     “Maybe someday your name will be in lights”, Chuck Berry promised all these young rockers, but most never got past the “maybe”! But there was a price for all that unexpected vitality and flash. Carl Perkins, still billing himself ‘The King of rock’n’roll’ on the thin line of one hit and a score of failures, slipped into alcohol; Jerry Lee Lewis spectacularly fell from grace after marrying his thirteen year old cousin; Gene Vincent found himself exiled to England, and died of a bleeding ulcer before he was forty. Chasing after Elvis’s pot of gold, Eddie Cochran, Johnny Burnette and Buddy Holly died in land, sea and air accidents. Most simply vanished and were forgotten – if they were lucky to have been known at all. They fell back into the predictability of country music, or the day to day sameness they’d fought so hard to escape.

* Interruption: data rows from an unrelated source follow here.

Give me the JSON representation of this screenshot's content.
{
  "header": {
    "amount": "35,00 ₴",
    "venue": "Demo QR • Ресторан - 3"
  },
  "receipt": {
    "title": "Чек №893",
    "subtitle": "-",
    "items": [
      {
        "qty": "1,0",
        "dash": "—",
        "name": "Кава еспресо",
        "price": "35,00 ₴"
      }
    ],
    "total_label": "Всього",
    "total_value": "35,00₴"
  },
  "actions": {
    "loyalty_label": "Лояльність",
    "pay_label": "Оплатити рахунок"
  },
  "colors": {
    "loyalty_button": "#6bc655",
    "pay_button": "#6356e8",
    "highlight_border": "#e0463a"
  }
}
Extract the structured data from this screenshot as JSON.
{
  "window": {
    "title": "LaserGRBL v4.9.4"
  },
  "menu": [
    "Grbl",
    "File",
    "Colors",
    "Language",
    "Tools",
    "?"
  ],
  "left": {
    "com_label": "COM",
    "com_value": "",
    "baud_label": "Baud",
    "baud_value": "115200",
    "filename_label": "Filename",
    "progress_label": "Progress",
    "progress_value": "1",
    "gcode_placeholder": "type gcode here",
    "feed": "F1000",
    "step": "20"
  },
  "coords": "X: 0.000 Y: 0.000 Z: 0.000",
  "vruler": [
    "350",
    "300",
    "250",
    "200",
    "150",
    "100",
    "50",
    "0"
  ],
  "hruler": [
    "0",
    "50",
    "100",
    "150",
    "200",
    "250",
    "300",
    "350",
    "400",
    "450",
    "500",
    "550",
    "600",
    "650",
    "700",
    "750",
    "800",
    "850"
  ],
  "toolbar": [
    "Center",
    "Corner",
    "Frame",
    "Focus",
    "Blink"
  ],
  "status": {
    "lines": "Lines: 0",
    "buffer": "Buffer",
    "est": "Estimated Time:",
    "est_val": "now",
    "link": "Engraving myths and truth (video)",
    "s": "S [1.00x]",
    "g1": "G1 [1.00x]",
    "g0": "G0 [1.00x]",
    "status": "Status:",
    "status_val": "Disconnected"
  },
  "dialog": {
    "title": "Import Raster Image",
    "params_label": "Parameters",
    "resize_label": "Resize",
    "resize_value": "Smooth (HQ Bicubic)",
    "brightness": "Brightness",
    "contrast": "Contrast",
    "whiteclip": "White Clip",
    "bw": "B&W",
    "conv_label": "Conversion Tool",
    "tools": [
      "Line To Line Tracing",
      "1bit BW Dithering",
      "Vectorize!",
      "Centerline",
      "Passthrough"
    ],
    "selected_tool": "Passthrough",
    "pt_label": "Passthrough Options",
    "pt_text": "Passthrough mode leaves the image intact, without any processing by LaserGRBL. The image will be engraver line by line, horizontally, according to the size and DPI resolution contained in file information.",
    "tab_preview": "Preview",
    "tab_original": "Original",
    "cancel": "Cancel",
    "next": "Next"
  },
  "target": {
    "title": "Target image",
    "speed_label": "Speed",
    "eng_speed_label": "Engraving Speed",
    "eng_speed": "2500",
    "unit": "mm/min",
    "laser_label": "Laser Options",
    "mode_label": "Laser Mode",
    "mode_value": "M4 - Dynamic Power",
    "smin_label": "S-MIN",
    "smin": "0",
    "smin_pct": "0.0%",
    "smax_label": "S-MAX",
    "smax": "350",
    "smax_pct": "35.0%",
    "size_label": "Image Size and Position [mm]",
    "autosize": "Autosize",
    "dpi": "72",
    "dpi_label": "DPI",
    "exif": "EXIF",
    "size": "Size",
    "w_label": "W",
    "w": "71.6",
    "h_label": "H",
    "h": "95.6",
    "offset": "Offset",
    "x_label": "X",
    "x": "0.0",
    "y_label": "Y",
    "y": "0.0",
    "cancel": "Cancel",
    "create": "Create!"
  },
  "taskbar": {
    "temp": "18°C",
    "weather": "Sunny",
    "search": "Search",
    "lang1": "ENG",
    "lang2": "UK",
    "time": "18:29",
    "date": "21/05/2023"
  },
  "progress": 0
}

All they left behind was rock’n’roll, and an audience that over fifty years on is still acting out their fantasies and seeking revolution and excitement in their ghosts.


August 2008